"She struck me as enormously open and generous and a very warm person, so after initially feeling it was going to be an unsmiling portrait I think it was the right choice in the end to have her smiling - that is really who she is."
Do you remember the poem by Robert Browning called “My Last Duchess.” It is a dower but I like it, so here it is. I would recite if you were present to see the painting that I have drawn before you.
"My Last Duchess
by Robert Browning
That’s my last Duchess painted on the wall,
Looking as if she were alive. I call
That piece a wonder, now: Fra Pandolf’s hands
Worked busily a day, and there she stands.
Will’t please you sit and look at her? I said
“Fra Pandolf” by design, for never read
Strangers like you that pictured countenance,
The depth and passion of its earnest glance,
But to myself they turned (since none puts by
The curtain I have drawn for you, but I)
And seemed as they would ask me, if they durst,
How such a glance came there; so, not the first
Are you to turn and ask thus. Sir, ’twas not
Her husband’s presence only, called that spot
Of joy into the Duchess’ cheek: perhaps
Fra Pandolf chanced to say “Her mantle laps
Over my lady’s wrist too much,” or “Paint
Must never hope to reproduce the faint
Half-flush that dies along her throat”: such stuff
Was courtesy, she thought, and cause enough
For calling up that spot of joy. She had
A heart—how shall I say?—too soon made glad,
Too easily impressed; she liked whate’er
She looked on, and her looks went everywhere.
Sir, ’twas all one! My favour at her breast,
The dropping of the daylight in the West,
The bough of cherries some officious fool
Broke in the orchard for her, the white mule
She rode with round the terrace—all and each
Would draw from her alike the approving speech,
Or blush, at least. She thanked men,—good! but thanked
Somehow—I know not how—as if she ranked
My gift of a nine-hundred-years-old name
With anybody’s gift. Who’d stoop to blame
This sort of trifling? Even had you skill
In speech—(which I have not)—to make your will
Quite clear to such an one, and say, “Just this
Or that in you disgusts me; here you miss,
Or there exceed the mark”—and if she let
Herself be lessoned so, nor plainly set
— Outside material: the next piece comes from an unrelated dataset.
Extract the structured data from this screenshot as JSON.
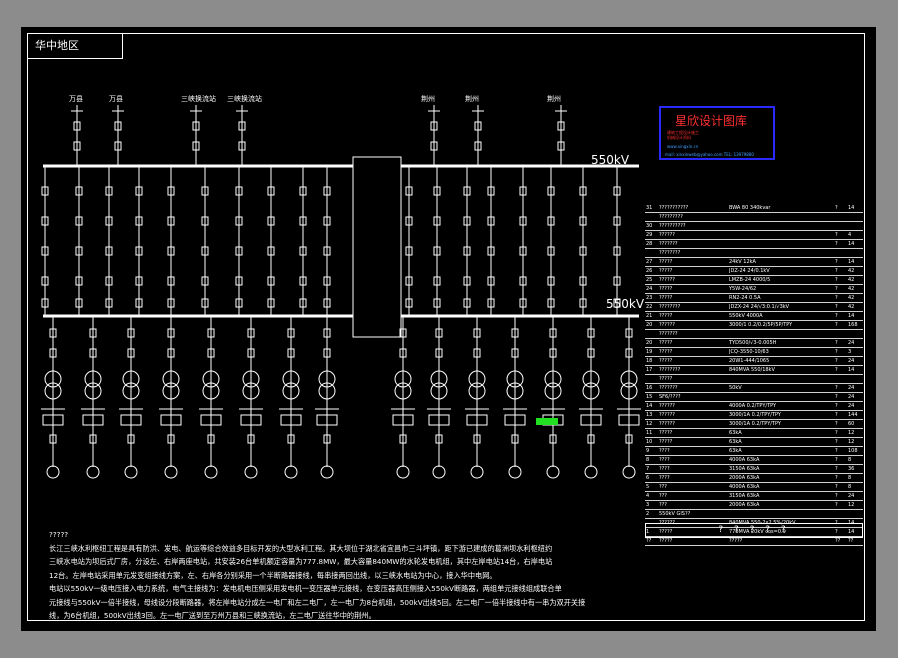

Her wits to yours, forsooth, and made excuse,
—E’en then would be some stooping; and I choose
Never to stoop. Oh sir, she smiled, no doubt,
Whene’er I passed her; but who passed without
Much the same smile? This grew; I gave commands;
Then all smiles stopped together. There she stands
As if alive. Will’t please you rise? We’ll meet
The company below, then. I repeat,
The Count your master’s known munificence
Is ample warrant that no just pretence
Of mine for dowry will be disallowed;
Though his fair daughter’s self, as I avowed
At starting, is my object. Nay, we’ll go
Together down, sir. Notice Neptune, though,
Taming a sea-horse, thought a rarity,
Which Claus of Innsbruck cast in bronze for me!